** Opening Dataset records block **

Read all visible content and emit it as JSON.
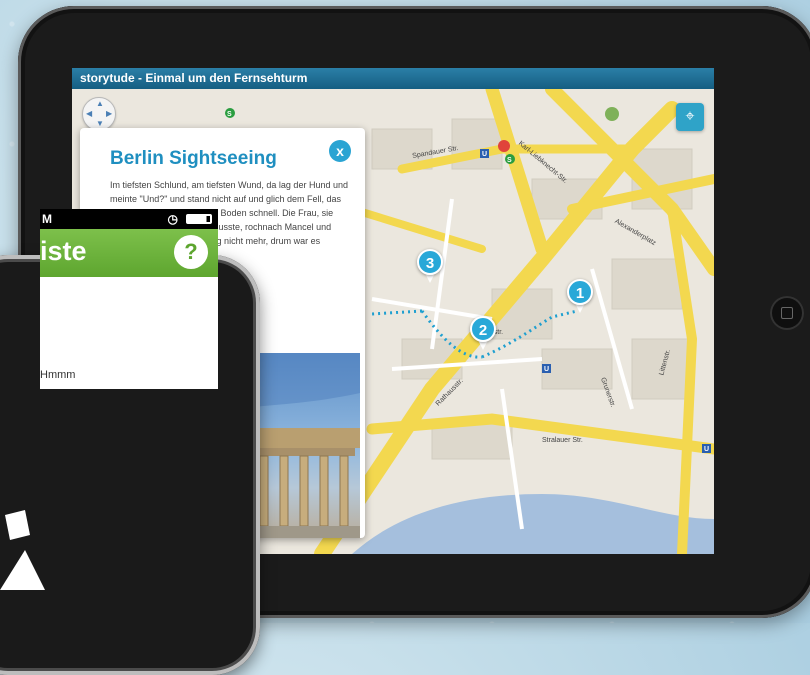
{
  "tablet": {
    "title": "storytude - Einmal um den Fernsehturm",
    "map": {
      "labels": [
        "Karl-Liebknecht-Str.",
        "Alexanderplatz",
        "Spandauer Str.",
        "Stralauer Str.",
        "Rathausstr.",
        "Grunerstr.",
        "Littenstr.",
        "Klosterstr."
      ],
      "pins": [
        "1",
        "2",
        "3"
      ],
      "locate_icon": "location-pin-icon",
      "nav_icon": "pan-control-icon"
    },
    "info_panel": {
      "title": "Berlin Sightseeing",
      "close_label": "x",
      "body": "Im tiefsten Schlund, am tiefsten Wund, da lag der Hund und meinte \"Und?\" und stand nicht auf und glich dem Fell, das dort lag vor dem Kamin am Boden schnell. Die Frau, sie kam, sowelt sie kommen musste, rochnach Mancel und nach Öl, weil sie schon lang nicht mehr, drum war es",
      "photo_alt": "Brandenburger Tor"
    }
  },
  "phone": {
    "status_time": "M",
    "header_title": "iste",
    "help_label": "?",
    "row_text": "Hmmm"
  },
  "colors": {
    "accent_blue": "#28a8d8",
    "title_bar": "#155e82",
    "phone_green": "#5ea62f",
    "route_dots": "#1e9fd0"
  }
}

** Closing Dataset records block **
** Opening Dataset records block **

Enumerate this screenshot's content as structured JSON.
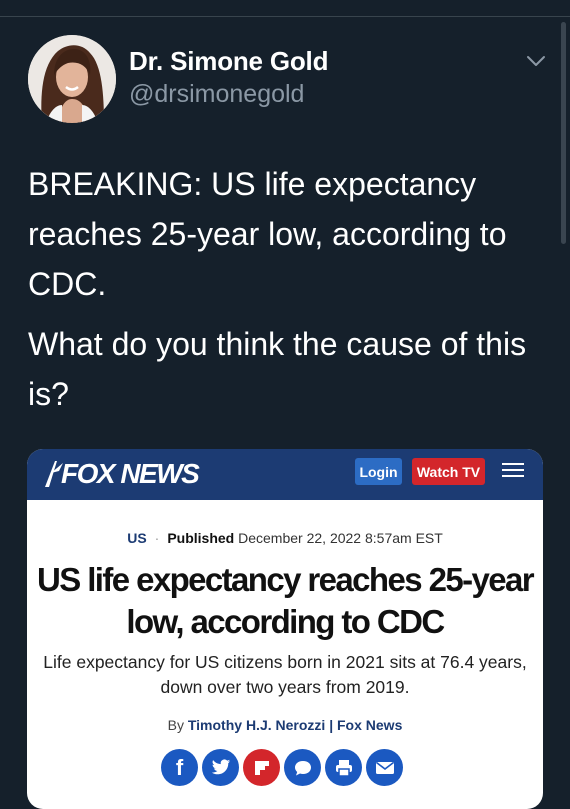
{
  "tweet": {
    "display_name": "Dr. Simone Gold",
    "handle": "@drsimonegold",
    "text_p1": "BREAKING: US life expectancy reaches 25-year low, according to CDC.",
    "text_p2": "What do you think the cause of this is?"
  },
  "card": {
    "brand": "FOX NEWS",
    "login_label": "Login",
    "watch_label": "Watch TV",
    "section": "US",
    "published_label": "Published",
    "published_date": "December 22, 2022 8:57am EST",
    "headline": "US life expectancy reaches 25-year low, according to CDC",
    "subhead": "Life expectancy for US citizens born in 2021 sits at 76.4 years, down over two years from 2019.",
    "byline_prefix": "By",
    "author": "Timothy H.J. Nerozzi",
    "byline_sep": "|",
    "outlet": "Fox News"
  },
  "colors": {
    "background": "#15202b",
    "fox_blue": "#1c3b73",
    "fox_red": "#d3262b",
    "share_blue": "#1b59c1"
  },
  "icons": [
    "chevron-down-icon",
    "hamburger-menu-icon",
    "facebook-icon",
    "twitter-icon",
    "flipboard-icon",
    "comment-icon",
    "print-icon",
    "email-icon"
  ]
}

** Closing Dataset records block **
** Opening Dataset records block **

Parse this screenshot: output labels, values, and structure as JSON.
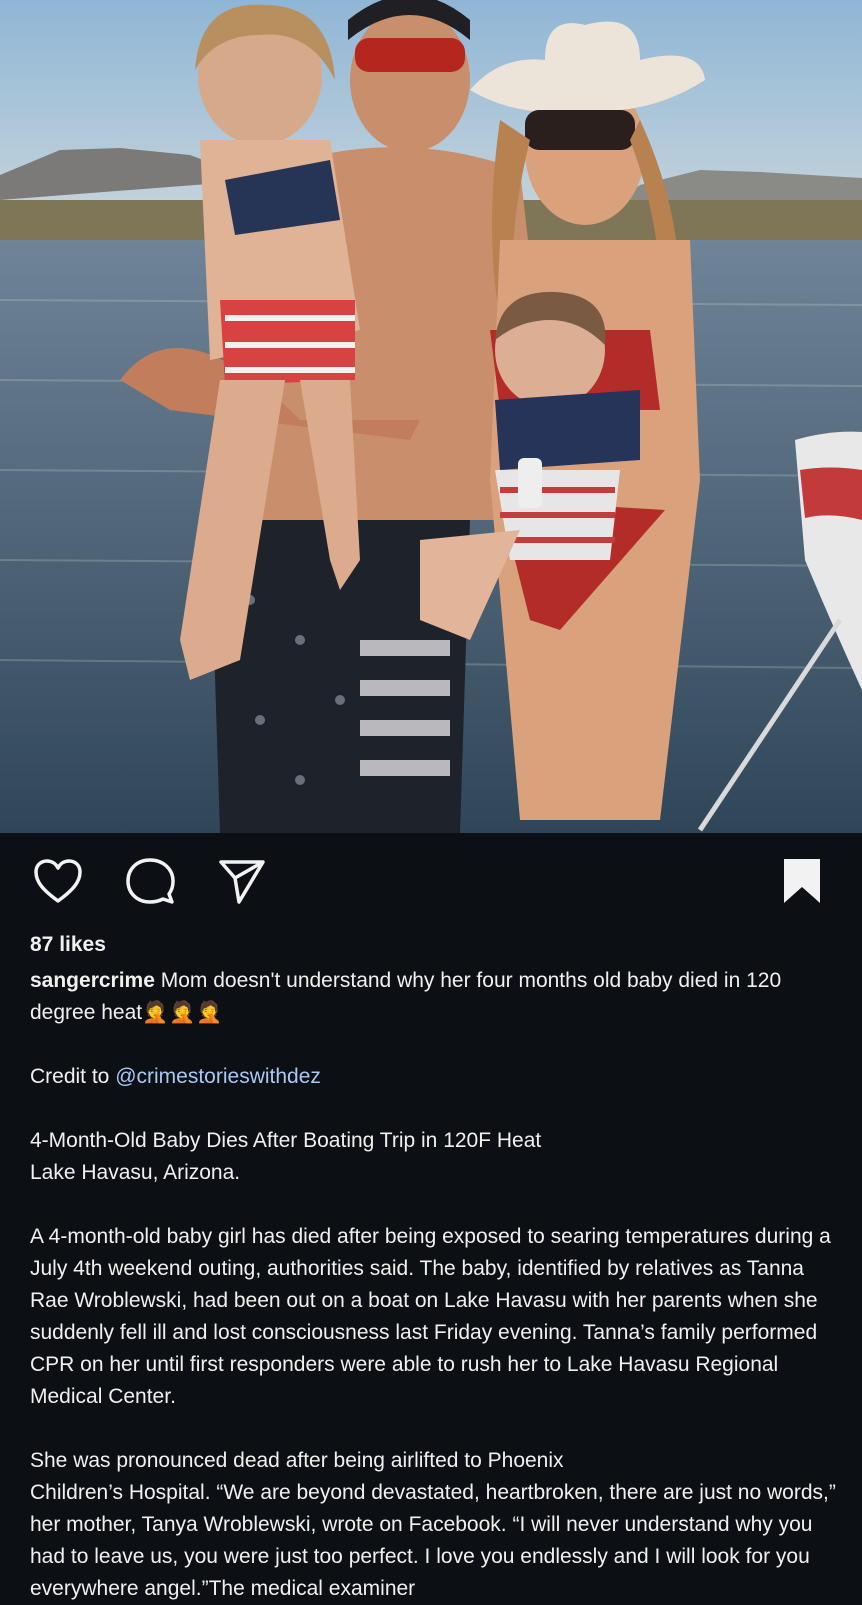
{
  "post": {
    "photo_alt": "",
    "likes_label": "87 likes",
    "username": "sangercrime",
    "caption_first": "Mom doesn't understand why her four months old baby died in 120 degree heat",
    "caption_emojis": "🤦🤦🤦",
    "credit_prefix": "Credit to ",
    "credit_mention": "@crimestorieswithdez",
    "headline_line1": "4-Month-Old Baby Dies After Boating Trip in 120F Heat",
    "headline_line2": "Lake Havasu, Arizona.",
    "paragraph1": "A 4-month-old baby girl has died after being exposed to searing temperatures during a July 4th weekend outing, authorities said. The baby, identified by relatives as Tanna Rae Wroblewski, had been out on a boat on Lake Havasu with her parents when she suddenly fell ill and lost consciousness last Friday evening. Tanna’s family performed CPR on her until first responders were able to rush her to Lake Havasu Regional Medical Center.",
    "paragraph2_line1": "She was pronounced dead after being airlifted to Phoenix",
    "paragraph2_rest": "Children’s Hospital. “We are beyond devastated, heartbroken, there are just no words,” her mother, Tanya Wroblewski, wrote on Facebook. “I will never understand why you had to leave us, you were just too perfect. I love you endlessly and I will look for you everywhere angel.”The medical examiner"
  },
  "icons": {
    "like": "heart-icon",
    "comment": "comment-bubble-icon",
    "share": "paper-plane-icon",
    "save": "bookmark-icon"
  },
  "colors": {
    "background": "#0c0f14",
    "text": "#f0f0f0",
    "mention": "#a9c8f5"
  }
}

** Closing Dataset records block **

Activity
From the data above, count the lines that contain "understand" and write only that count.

Task answer
2